The Basics of Poker

Poker is an addictive game that requires a combination of skill, luck and psychology. It can be played in casinos, private homes and even online. In the past, it was a card game that was only popular in the US, but today it is played in many different countries and cultures. There are many different variations of the game, but all have the same basic elements. Some of the most common variations include five-card draw, seven-card stud and razz.

Before the cards are dealt, each player must place a bet, which is called placing in the pot. This bet is a monetary contribution to the pot and is usually in the form of chips (representing money). The player may raise, call or fold his hand. If a player calls, he must put into the pot at least the amount raised by the player before him.

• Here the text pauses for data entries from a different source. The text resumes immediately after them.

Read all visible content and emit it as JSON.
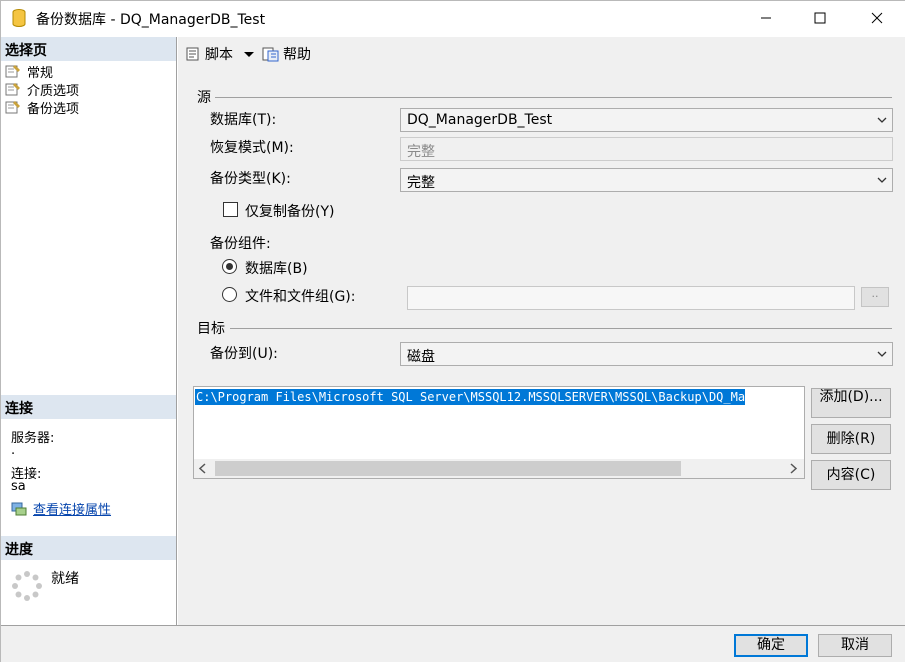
{
  "window": {
    "title": "备份数据库 - DQ_ManagerDB_Test"
  },
  "left": {
    "select_page_header": "选择页",
    "nav_items": [
      {
        "label": "常规"
      },
      {
        "label": "介质选项"
      },
      {
        "label": "备份选项"
      }
    ],
    "connection_header": "连接",
    "server_label": "服务器:",
    "server_value": ".",
    "connection_label": "连接:",
    "connection_value": "sa",
    "view_properties_link": "查看连接属性",
    "progress_header": "进度",
    "progress_status": "就绪"
  },
  "toolbar": {
    "script_label": "脚本",
    "help_label": "帮助"
  },
  "source": {
    "group_label": "源",
    "database_label": "数据库(T):",
    "database_value": "DQ_ManagerDB_Test",
    "recovery_label": "恢复模式(M):",
    "recovery_value": "完整",
    "backup_type_label": "备份类型(K):",
    "backup_type_value": "完整",
    "copy_only_label": "仅复制备份(Y)",
    "component_label": "备份组件:",
    "component_database_label": "数据库(B)",
    "component_files_label": "文件和文件组(G):",
    "files_button_label": "··"
  },
  "destination": {
    "group_label": "目标",
    "backup_to_label": "备份到(U):",
    "backup_to_value": "磁盘",
    "paths": [
      "C:\\Program Files\\Microsoft SQL Server\\MSSQL12.MSSQLSERVER\\MSSQL\\Backup\\DQ_Ma"
    ],
    "add_button": "添加(D)...",
    "remove_button": "删除(R)",
    "contents_button": "内容(C)"
  },
  "footer": {
    "ok_button": "确定",
    "cancel_button": "取消"
  },
  "colors": {
    "selection": "#0078d7",
    "section_header": "#dde6f0"
  }
}
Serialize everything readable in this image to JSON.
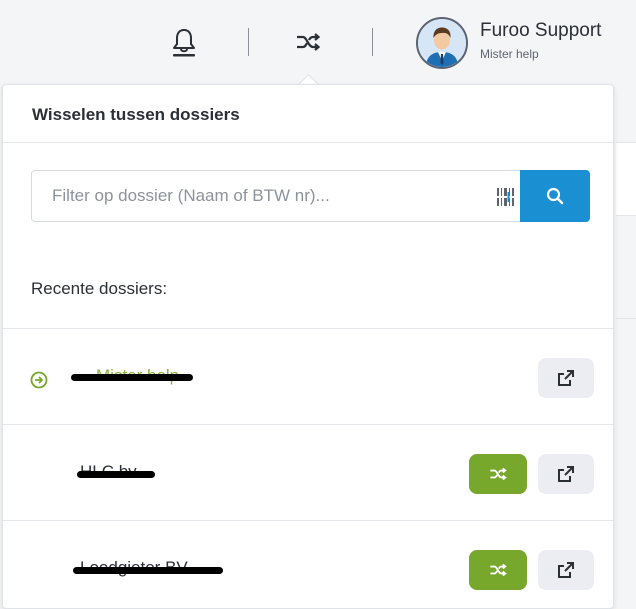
{
  "header": {
    "user": {
      "name": "Furoo Support",
      "subtitle": "Mister help"
    },
    "icons": [
      "bell-icon",
      "shuffle-icon",
      "avatar"
    ]
  },
  "panel": {
    "title": "Wisselen tussen dossiers",
    "search": {
      "placeholder": "Filter op dossier (Naam of BTW nr)...",
      "value": ""
    },
    "recent_label": "Recente dossiers:",
    "dossiers": [
      {
        "name": "Mister help",
        "current": true,
        "redacted": true
      },
      {
        "name": "HLC bv",
        "current": false,
        "redacted": true
      },
      {
        "name": "Loodgieter BV",
        "current": false,
        "redacted": true
      }
    ]
  },
  "colors": {
    "accent_blue": "#1a90d2",
    "accent_green": "#77a72b",
    "current_text": "#8bb33c",
    "open_button_bg": "#ebedf2"
  }
}
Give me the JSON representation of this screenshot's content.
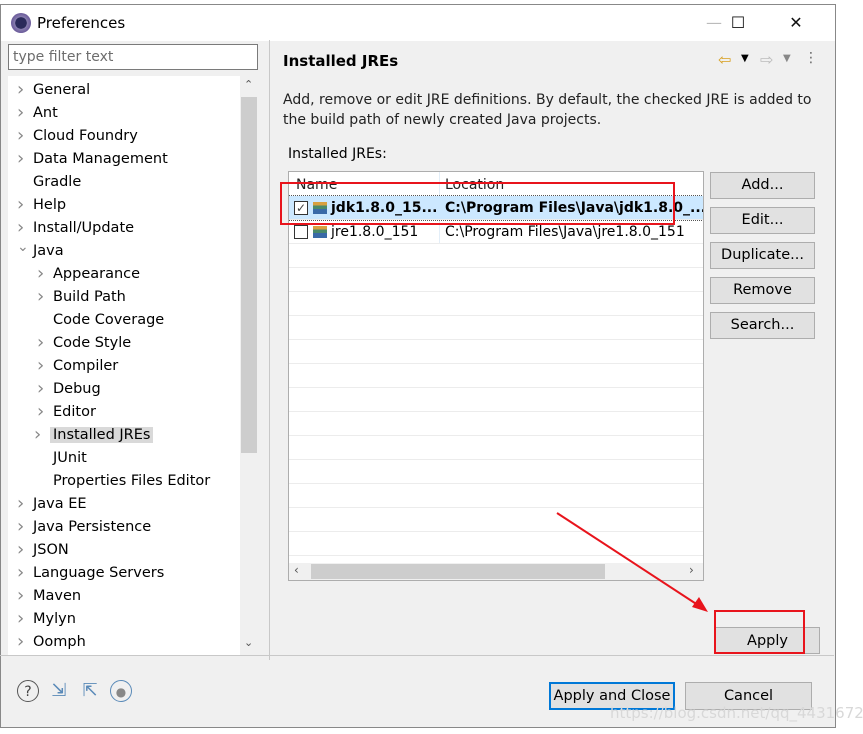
{
  "window": {
    "title": "Preferences",
    "minimize": "—",
    "maximize": "☐",
    "close": "✕"
  },
  "filter": {
    "placeholder": "type filter text",
    "value": ""
  },
  "tree": [
    {
      "label": "General",
      "level": 0,
      "chevron": "right"
    },
    {
      "label": "Ant",
      "level": 0,
      "chevron": "right"
    },
    {
      "label": "Cloud Foundry",
      "level": 0,
      "chevron": "right"
    },
    {
      "label": "Data Management",
      "level": 0,
      "chevron": "right"
    },
    {
      "label": "Gradle",
      "level": 0,
      "chevron": "none"
    },
    {
      "label": "Help",
      "level": 0,
      "chevron": "right"
    },
    {
      "label": "Install/Update",
      "level": 0,
      "chevron": "right"
    },
    {
      "label": "Java",
      "level": 0,
      "chevron": "down"
    },
    {
      "label": "Appearance",
      "level": 1,
      "chevron": "right"
    },
    {
      "label": "Build Path",
      "level": 1,
      "chevron": "right"
    },
    {
      "label": "Code Coverage",
      "level": 1,
      "chevron": "none"
    },
    {
      "label": "Code Style",
      "level": 1,
      "chevron": "right"
    },
    {
      "label": "Compiler",
      "level": 1,
      "chevron": "right"
    },
    {
      "label": "Debug",
      "level": 1,
      "chevron": "right"
    },
    {
      "label": "Editor",
      "level": 1,
      "chevron": "right"
    },
    {
      "label": "Installed JREs",
      "level": 1,
      "chevron": "right",
      "selected": true
    },
    {
      "label": "JUnit",
      "level": 1,
      "chevron": "none"
    },
    {
      "label": "Properties Files Editor",
      "level": 1,
      "chevron": "none"
    },
    {
      "label": "Java EE",
      "level": 0,
      "chevron": "right"
    },
    {
      "label": "Java Persistence",
      "level": 0,
      "chevron": "right"
    },
    {
      "label": "JSON",
      "level": 0,
      "chevron": "right"
    },
    {
      "label": "Language Servers",
      "level": 0,
      "chevron": "right"
    },
    {
      "label": "Maven",
      "level": 0,
      "chevron": "right"
    },
    {
      "label": "Mylyn",
      "level": 0,
      "chevron": "right"
    },
    {
      "label": "Oomph",
      "level": 0,
      "chevron": "right"
    }
  ],
  "page": {
    "title": "Installed JREs",
    "description": "Add, remove or edit JRE definitions. By default, the checked JRE is added to the build path of newly created Java projects.",
    "table_label": "Installed JREs:",
    "columns": [
      "Name",
      "Location"
    ],
    "rows": [
      {
        "name": "jdk1.8.0_15...",
        "location": "C:\\Program Files\\Java\\jdk1.8.0_...",
        "checked": true,
        "bold": true
      },
      {
        "name": "jre1.8.0_151",
        "location": "C:\\Program Files\\Java\\jre1.8.0_151",
        "checked": false,
        "bold": false
      }
    ],
    "buttons": [
      "Add...",
      "Edit...",
      "Duplicate...",
      "Remove",
      "Search..."
    ],
    "apply": "Apply"
  },
  "footer": {
    "apply_close": "Apply and Close",
    "cancel": "Cancel"
  },
  "watermark": "https://blog.csdn.net/qq_44316726",
  "colors": {
    "selection": "#cce8ff",
    "highlight": "#e8141c",
    "focus": "#0078d7"
  }
}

Once the players have placed in their bets, they are given two personal cards and the dealer puts three community cards face up on the table. These are called the flop. After this betting round is over, the players take turns revealing their hands. The person with the best hand wins the pot. If no one has a winning hand, the dealer wins the pot.

While there is a large element of chance in any hand, the overall odds of the hand are determined by a player’s actions chosen on the basis of probability, psychology and game theory. If a player is confident that he has the best hand, he will bet aggressively. This forces out players holding inferior hands and can increase the value of his own hand.

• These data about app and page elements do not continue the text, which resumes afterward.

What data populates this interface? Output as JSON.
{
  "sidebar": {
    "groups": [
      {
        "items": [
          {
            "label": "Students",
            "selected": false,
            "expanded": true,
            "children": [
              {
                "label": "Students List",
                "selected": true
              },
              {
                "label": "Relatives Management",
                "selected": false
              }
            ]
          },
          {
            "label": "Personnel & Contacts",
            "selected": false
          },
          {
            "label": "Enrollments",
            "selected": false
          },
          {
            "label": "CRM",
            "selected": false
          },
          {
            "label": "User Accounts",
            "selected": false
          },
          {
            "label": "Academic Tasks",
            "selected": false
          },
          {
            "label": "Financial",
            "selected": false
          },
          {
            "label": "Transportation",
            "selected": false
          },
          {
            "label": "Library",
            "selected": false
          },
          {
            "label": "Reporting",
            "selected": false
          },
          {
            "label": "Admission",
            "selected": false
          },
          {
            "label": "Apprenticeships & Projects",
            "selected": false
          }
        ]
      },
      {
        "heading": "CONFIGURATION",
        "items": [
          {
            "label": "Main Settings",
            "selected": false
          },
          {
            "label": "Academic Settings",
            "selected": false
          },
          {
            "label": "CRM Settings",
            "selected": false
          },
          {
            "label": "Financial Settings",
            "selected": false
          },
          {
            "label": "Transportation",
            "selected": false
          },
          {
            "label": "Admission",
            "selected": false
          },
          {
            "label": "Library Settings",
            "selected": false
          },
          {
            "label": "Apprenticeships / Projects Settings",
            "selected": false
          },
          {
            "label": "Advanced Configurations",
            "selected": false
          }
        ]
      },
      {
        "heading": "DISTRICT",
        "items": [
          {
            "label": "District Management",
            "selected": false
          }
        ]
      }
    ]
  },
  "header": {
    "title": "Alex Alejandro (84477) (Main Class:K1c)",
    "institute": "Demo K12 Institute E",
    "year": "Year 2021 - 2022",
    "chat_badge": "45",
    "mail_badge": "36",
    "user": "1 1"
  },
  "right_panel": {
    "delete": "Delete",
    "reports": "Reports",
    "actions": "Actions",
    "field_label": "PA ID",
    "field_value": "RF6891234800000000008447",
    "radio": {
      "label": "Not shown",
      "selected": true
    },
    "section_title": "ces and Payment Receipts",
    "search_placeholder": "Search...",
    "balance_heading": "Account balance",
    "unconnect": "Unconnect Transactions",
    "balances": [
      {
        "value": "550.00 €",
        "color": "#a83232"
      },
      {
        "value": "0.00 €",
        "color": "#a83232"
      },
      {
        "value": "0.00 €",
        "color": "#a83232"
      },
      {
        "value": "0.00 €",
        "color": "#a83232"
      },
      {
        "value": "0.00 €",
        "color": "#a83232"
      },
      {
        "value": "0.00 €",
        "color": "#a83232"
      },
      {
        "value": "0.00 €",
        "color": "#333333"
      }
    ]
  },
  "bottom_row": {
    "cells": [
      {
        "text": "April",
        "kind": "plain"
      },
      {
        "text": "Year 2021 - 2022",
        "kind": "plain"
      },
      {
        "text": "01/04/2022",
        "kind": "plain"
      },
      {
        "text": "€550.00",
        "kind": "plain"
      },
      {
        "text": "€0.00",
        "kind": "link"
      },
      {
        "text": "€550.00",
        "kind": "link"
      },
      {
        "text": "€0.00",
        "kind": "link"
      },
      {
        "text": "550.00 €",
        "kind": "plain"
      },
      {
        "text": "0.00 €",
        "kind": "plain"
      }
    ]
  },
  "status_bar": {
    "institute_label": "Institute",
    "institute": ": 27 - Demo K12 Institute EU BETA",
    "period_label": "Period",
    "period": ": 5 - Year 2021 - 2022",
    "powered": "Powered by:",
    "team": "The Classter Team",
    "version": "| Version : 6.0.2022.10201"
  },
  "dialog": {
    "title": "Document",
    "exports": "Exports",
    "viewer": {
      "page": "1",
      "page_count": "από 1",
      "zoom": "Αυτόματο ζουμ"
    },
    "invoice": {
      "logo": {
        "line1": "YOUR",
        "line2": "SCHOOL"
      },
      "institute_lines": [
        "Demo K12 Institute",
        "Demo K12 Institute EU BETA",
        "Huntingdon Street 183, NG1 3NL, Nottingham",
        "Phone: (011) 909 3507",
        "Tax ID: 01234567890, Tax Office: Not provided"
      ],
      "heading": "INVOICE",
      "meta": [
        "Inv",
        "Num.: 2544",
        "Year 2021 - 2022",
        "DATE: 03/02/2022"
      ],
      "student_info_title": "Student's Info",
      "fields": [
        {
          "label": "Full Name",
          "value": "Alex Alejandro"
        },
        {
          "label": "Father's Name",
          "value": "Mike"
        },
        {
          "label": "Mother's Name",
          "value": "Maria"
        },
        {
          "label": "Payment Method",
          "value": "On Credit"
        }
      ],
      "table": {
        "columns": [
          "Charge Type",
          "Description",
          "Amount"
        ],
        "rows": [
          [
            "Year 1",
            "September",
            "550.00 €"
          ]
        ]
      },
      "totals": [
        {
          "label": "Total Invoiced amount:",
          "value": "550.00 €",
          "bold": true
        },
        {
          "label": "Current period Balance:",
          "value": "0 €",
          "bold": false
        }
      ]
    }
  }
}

Another important factor in poker is position, which is the ability to act last and have more information than your opponents. When playing in late position, you can make cheap bluffs and catch more weaker opponents who are trying to call. In addition, you can also re-raise more often.

A good poker hand consists of any five cards that are of the same rank and suit. A straight is five cards in a sequence, such as 5, 6, 7, 8, 9 of spades. A full house is three matching cards of one rank and two matching cards of another rank. And a flush is five cards of the same suit.

It is not always possible to make a good poker hand, but the goal of any player is to improve his chances by making better decisions at key points in the game. By studying the game, reading books and practicing, you can be a successful poker player. Just remember, it takes time to master the game, so don’t give up if you don’t win every hand right away. Just like in life, confidence and strong fundamentals will get you a long way, but it is the decision-making that will ultimately determine your success. Good luck!